▸ About this task: Say how many lines of the entries below include "vampire", giving nothing but that number.

▸ Provided data:
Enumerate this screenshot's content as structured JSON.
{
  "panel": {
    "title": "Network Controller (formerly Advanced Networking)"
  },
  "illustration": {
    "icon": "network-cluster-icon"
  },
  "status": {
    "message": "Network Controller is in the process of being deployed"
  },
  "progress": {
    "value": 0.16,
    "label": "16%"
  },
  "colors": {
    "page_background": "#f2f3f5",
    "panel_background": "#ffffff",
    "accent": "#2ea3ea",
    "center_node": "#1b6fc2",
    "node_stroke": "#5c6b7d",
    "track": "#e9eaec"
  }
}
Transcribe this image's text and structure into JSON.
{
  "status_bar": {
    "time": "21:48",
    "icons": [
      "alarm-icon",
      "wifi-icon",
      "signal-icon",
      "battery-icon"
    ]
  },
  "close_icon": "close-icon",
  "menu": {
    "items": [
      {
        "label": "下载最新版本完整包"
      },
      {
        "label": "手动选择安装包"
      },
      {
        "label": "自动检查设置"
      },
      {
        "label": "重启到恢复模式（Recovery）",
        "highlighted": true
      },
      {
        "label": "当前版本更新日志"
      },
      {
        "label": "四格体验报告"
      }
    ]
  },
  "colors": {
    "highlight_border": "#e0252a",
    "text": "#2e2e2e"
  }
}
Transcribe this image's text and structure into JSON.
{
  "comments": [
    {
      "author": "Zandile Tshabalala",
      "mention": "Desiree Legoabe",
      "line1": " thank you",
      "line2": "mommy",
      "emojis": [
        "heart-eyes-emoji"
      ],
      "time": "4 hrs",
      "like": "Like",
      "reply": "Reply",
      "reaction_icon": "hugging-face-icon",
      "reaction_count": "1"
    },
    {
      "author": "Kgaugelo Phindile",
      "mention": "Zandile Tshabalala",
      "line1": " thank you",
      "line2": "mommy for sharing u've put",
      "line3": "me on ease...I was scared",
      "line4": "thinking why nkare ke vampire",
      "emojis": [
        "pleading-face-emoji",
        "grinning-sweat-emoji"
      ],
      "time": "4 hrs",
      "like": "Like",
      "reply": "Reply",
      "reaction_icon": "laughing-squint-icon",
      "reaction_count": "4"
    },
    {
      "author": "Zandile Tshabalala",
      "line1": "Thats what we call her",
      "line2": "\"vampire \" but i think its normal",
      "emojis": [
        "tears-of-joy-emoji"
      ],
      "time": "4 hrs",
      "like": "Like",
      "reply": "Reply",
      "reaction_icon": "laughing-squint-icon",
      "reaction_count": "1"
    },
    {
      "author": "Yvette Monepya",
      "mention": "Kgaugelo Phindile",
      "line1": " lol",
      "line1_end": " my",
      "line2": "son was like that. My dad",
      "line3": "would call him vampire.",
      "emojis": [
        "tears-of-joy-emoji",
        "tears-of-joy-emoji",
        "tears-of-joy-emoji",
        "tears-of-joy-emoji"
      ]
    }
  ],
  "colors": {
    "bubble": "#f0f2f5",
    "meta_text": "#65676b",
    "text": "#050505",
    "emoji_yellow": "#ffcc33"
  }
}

▸ Response area: 3